Fortunately, no one has been killed from a fallen piece of space junk. The most likely form of impact is with other spacecraft, although these are increasingly manned. Even in low Earth orbit, space debris can reach speeds of up to 17,000 mph. If there is a collision with a spacecraft, the consequences could be catastrophic. Fortunately, the ISS has created software to instigate timely debris avoidance manoeuvres of their craft. Whilst only 30 manoeuvres have been deployed since 1999, the ISS has good reason to proceed with caution. In 2009, two satellites (the defunct Russian military satellite, Kosmos-2251, and Iridium 33) crashed into one another, producing 1,800 pieces of trackable space junk that are still swilling about the cosmos like aluminium minestrone.
How can space junk be reduced?
There are numerous plans in action to reduce the proliferation of space junk. One way is a conscious effort, backed by NASA and other space agencies, to minimise the release of mission-related objects, i.e clamps, pyrotechnic release hardware, lens covers, and wraparound cables.
According to National Academies Press, “[fragmentation] debris makes up 42% of the cataloged space object population and probably a much larger fraction of the uncataloged population.” As such, the physical integrity of rockets and spacecraft needs safeguarding to ensure explosions are kept to a minimum. One such method is dissipating the stored energy of a craft at the end of it’s functional lifetime via battery management systems.
Future spacecraft are also being designed with autonomous deorbiting functionality to ensure less space junk circulates in low Earth orbit, though this is an area that needs plenty of development.
Fortunately, a conscious effort to make space exploration more environmentally friendly is in full swing, but naturally, accidents do occur and at present, our methods are far from fail-safe.
World Space Week 2022

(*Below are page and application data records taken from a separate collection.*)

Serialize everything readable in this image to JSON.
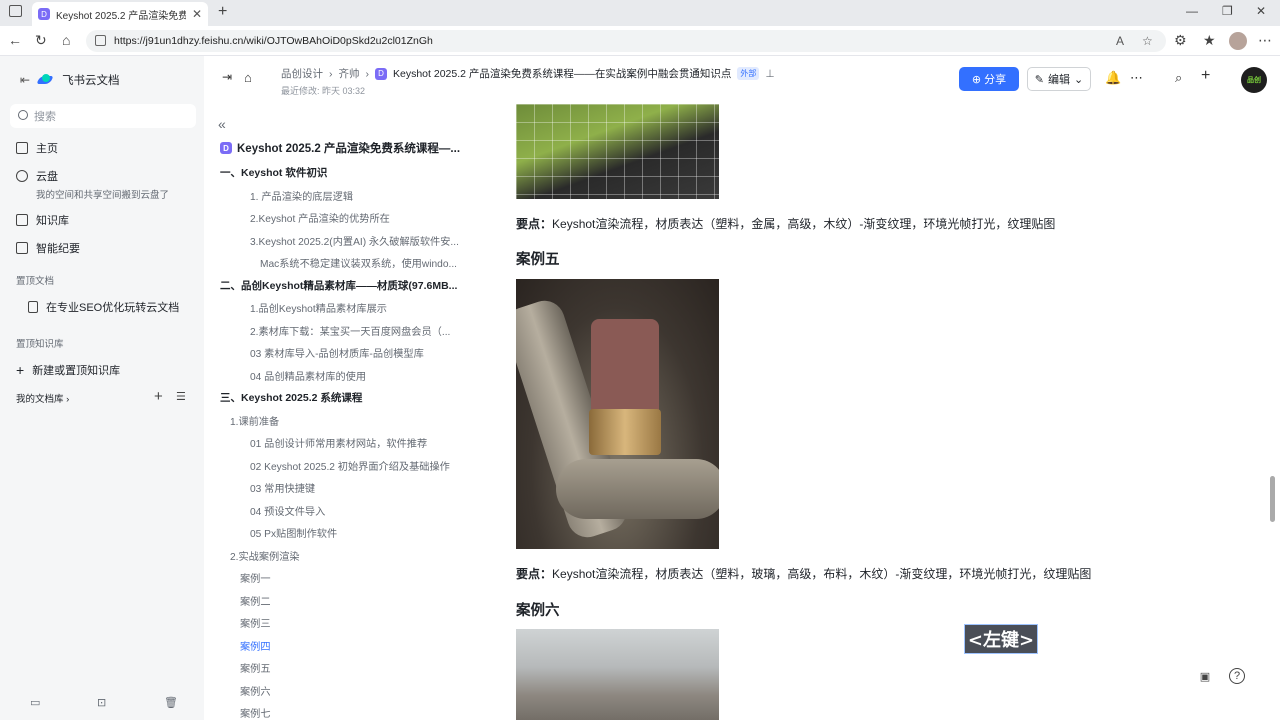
{
  "browser": {
    "tab_title": "Keyshot 2025.2 产品渲染免费系统",
    "tab_favicon": "D",
    "url": "https://j91un1dhzy.feishu.cn/wiki/OJTOwBAhOiD0pSkd2u2cl01ZnGh"
  },
  "sidebar": {
    "app_name": "飞书云文档",
    "search_placeholder": "搜索",
    "items": [
      {
        "label": "主页",
        "icon": "home-icon"
      },
      {
        "label": "云盘",
        "icon": "cloud-drive-icon"
      },
      {
        "label": "知识库",
        "icon": "wiki-icon"
      },
      {
        "label": "智能纪要",
        "icon": "notes-icon"
      }
    ],
    "cloud_sub": "我的空间和共享空间搬到云盘了",
    "pinned_docs_title": "置顶文档",
    "pinned_doc": "在专业SEO优化玩转云文档",
    "pinned_wiki_title": "置顶知识库",
    "new_wiki": "新建或置顶知识库",
    "my_docs": "我的文档库"
  },
  "header": {
    "crumb1": "品创设计",
    "crumb2": "齐帅",
    "title": "Keyshot 2025.2 产品渲染免费系统课程——在实战案例中融会贯通知识点",
    "badge": "外部",
    "edited": "最近修改: 昨天 03:32",
    "share_label": "分享",
    "edit_label": "编辑",
    "avatar_text": "品创"
  },
  "outline": {
    "title": "Keyshot 2025.2 产品渲染免费系统课程—...",
    "items": [
      {
        "text": "一、Keyshot 软件初识",
        "level": 1
      },
      {
        "text": "1. 产品渲染的底层逻辑",
        "level": 2
      },
      {
        "text": "2.Keyshot 产品渲染的优势所在",
        "level": 2
      },
      {
        "text": "3.Keyshot 2025.2(内置AI) 永久破解版软件安...",
        "level": 2
      },
      {
        "text": "Mac系统不稳定建议装双系统，使用windo...",
        "level": 3
      },
      {
        "text": "二、品创Keyshot精品素材库——材质球(97.6MB...",
        "level": 1
      },
      {
        "text": "1.品创Keyshot精品素材库展示",
        "level": 2
      },
      {
        "text": "2.素材库下载：某宝买一天百度网盘会员（...",
        "level": 2
      },
      {
        "text": "03 素材库导入-品创材质库-品创模型库",
        "level": 2
      },
      {
        "text": "04 品创精品素材库的使用",
        "level": 2
      },
      {
        "text": "三、Keyshot 2025.2 系统课程",
        "level": 1
      },
      {
        "text": "1.课前准备",
        "level": 1.5
      },
      {
        "text": "01 品创设计师常用素材网站，软件推荐",
        "level": 2
      },
      {
        "text": "02 Keyshot 2025.2 初始界面介绍及基础操作",
        "level": 2
      },
      {
        "text": "03 常用快捷键",
        "level": 2
      },
      {
        "text": "04 预设文件导入",
        "level": 2
      },
      {
        "text": "05 Px贴图制作软件",
        "level": 2
      },
      {
        "text": "2.实战案例渲染",
        "level": 1.5
      },
      {
        "text": "案例一",
        "level": 1.7
      },
      {
        "text": "案例二",
        "level": 1.7
      },
      {
        "text": "案例三",
        "level": 1.7
      },
      {
        "text": "案例四",
        "level": 1.7,
        "active": true
      },
      {
        "text": "案例五",
        "level": 1.7
      },
      {
        "text": "案例六",
        "level": 1.7
      },
      {
        "text": "案例七",
        "level": 1.7
      }
    ]
  },
  "content": {
    "keypoint_label": "要点：",
    "keypoint1": "Keyshot渲染流程，材质表达（塑料，金属，高级，木纹）-渐变纹理，环境光帧打光，纹理贴图",
    "case5_title": "案例五",
    "keypoint2": "Keyshot渲染流程，材质表达（塑料，玻璃，高级，布料，木纹）-渐变纹理，环境光帧打光，纹理贴图",
    "case6_title": "案例六",
    "key_overlay": "<左键>"
  }
}
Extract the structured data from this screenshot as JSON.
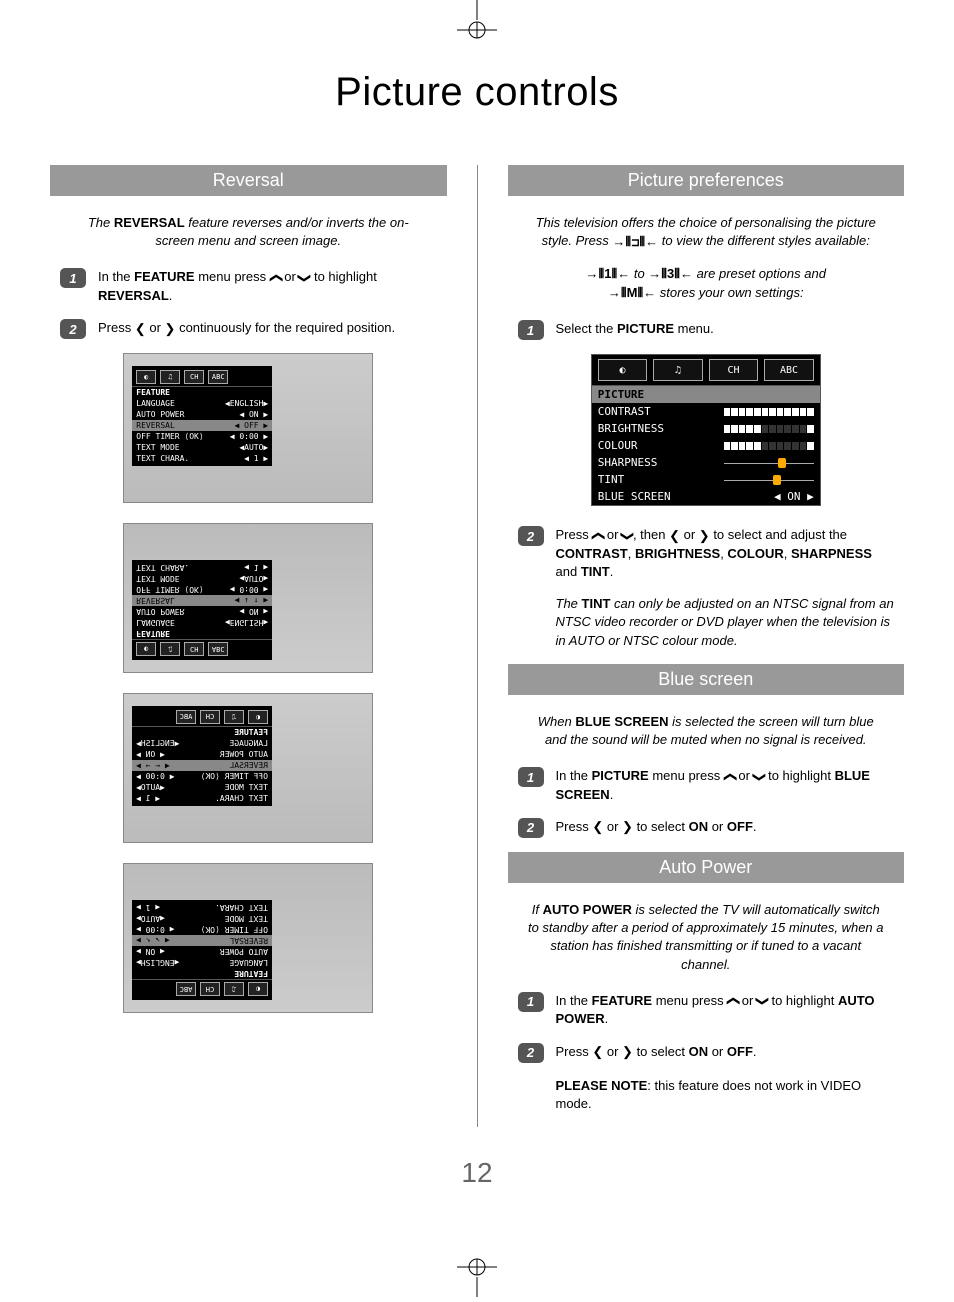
{
  "page_title": "Picture controls",
  "page_number": "12",
  "left": {
    "section1_title": "Reversal",
    "intro_a": "The ",
    "intro_bold": "REVERSAL",
    "intro_b": " feature reverses and/or inverts the on-screen menu and screen image.",
    "step1_a": "In the ",
    "step1_bold1": "FEATURE",
    "step1_b": " menu press ",
    "step1_c": " or ",
    "step1_d": " to highlight ",
    "step1_bold2": "REVERSAL",
    "step1_e": ".",
    "step2_a": "Press ",
    "step2_b": " or ",
    "step2_c": " continuously for the required position.",
    "osd": {
      "title": "FEATURE",
      "rows": [
        {
          "l": "LANGUAGE",
          "r": "◀ENGLISH▶"
        },
        {
          "l": "AUTO POWER",
          "r": "◀   ON   ▶"
        },
        {
          "l": "REVERSAL",
          "r": "◀  OFF  ▶",
          "hl": true
        },
        {
          "l": "OFF TIMER ⟨OK⟩",
          "r": "◀  0:00  ▶"
        },
        {
          "l": "TEXT MODE",
          "r": "◀AUTO▶"
        },
        {
          "l": "TEXT CHARA.",
          "r": "◀    1    ▶"
        }
      ],
      "reversal_alt": "◀ ↓ ↑ ▶",
      "reversal_alt2": "◀ ← → ▶",
      "reversal_alt3": "◀ ↘ ↖ ▶"
    }
  },
  "right": {
    "section1_title": "Picture preferences",
    "intro_a": "This television offers the choice of personalising the picture style. Press ",
    "intro_b": " to view the different styles available:",
    "preset_a": " to ",
    "preset_b": " are preset options and ",
    "preset_c": " stores your own settings:",
    "preset_icon1": "→⦀1⦀←",
    "preset_icon3": "→⦀3⦀←",
    "preset_iconM": "→⦀M⦀←",
    "picpref_icon": "→⦀⊐⦀←",
    "step1": "Select the ",
    "step1_bold": "PICTURE",
    "step1_b": " menu.",
    "osd": {
      "title": "PICTURE",
      "rows": [
        {
          "l": "CONTRAST",
          "type": "bar",
          "fill": 12
        },
        {
          "l": "BRIGHTNESS",
          "type": "bar",
          "fill": 5
        },
        {
          "l": "COLOUR",
          "type": "bar",
          "fill": 5
        },
        {
          "l": "SHARPNESS",
          "type": "slider",
          "pos": 65
        },
        {
          "l": "TINT",
          "type": "slider",
          "pos": 60
        },
        {
          "l": "BLUE SCREEN",
          "type": "val",
          "r": "◀   ON   ▶"
        }
      ]
    },
    "step2_a": "Press ",
    "step2_b": " or ",
    "step2_c": ", then ",
    "step2_d": " or ",
    "step2_e": " to select and adjust the ",
    "step2_bold1": "CONTRAST",
    "step2_bold2": "BRIGHTNESS",
    "step2_bold3": "COLOUR",
    "step2_bold4": "SHARPNESS",
    "step2_and": " and ",
    "step2_bold5": "TINT",
    "step2_f": ".",
    "note_a": "The ",
    "note_bold": "TINT",
    "note_b": " can only be adjusted on an NTSC signal from an NTSC video recorder or DVD player when the television is in AUTO or NTSC colour mode.",
    "section2_title": "Blue screen",
    "blue_intro_a": "When ",
    "blue_intro_bold": "BLUE SCREEN",
    "blue_intro_b": " is selected the screen will turn blue and the sound will be muted when no signal is received.",
    "blue_step1_a": "In the ",
    "blue_step1_bold1": "PICTURE",
    "blue_step1_b": " menu press ",
    "blue_step1_c": " or ",
    "blue_step1_d": " to highlight ",
    "blue_step1_bold2": "BLUE SCREEN",
    "blue_step1_e": ".",
    "blue_step2_a": "Press ",
    "blue_step2_b": " or ",
    "blue_step2_c": " to select ",
    "blue_step2_bold1": "ON",
    "blue_step2_or": " or ",
    "blue_step2_bold2": "OFF",
    "blue_step2_d": ".",
    "section3_title": "Auto Power",
    "auto_intro_a": "If ",
    "auto_intro_bold": "AUTO POWER",
    "auto_intro_b": " is selected the TV will automatically switch to standby after a period of approximately 15 minutes, when a station has finished transmitting or if tuned to a vacant channel.",
    "auto_step1_a": "In the ",
    "auto_step1_bold1": "FEATURE",
    "auto_step1_b": " menu press ",
    "auto_step1_c": " or ",
    "auto_step1_d": " to highlight ",
    "auto_step1_bold2": "AUTO POWER",
    "auto_step1_e": ".",
    "auto_step2_a": "Press ",
    "auto_step2_b": " or ",
    "auto_step2_c": " to select ",
    "auto_step2_bold1": "ON",
    "auto_step2_or": " or ",
    "auto_step2_bold2": "OFF",
    "auto_step2_d": ".",
    "please_note_bold": "PLEASE NOTE",
    "please_note": ": this feature does not work in VIDEO mode."
  },
  "arrows": {
    "up": "❯",
    "down": "❯",
    "left": "❮",
    "right": "❯"
  },
  "osd_tabs": [
    "◐",
    "♫",
    "CH",
    "ABC"
  ]
}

Space and sustainability is the theme for this year’s World Space Week (running from October 4th- October 10th). World Space Week is celebrated in over 90 countries, with the aim of strengthening society’s relationship with space through education, discussion, and participation.
This year, numerous events are being held across the globe in association with the themed week, for instance, London is hosting a New Scientist event with talks on this year’s theme, Armagh Observatory and Planetarium in Ireland is running a planetarium show from the 5th to the 7th, and close to SIS headquarters, the Magna Centre in Rotherham is putting on a series of family workshops throughout the week. Will you be doing anything special for world space week?
Sent Into Space: what’s our environmental impact?
Sent into Space can confidently say that we do not contribute to space junk. We also have a faultless track record of craft recovery and the little remains that can result from our space-bound endeavours (tiny scraps of fallen biodegradable latex which actually serve to enrich soil) surprisingly improve conditions here on Earth. Not only is our entire launch vehicle reused after use, we utilise the renewable gas hydrogen for our balloons, and our digital-first policy ensures that we barely contribute to deforestation.
All electronic devices onboard each spacecraft are powered using rechargeable sources. The tracking devices onboard are craft bare no impact on the wider regions of space. In fact, the telemetry systems we employ contribute to GPS satellites’ myriad environmental benefits, i.e. lowering carbon emissions, reducing waste, and improving vehicle safety.
We comply with all relevant environmental legislation, regulations, and codes of conduct, and are always looking for ways to find the most environmentally-friendly solution to a given situation. For us, the future is a green one.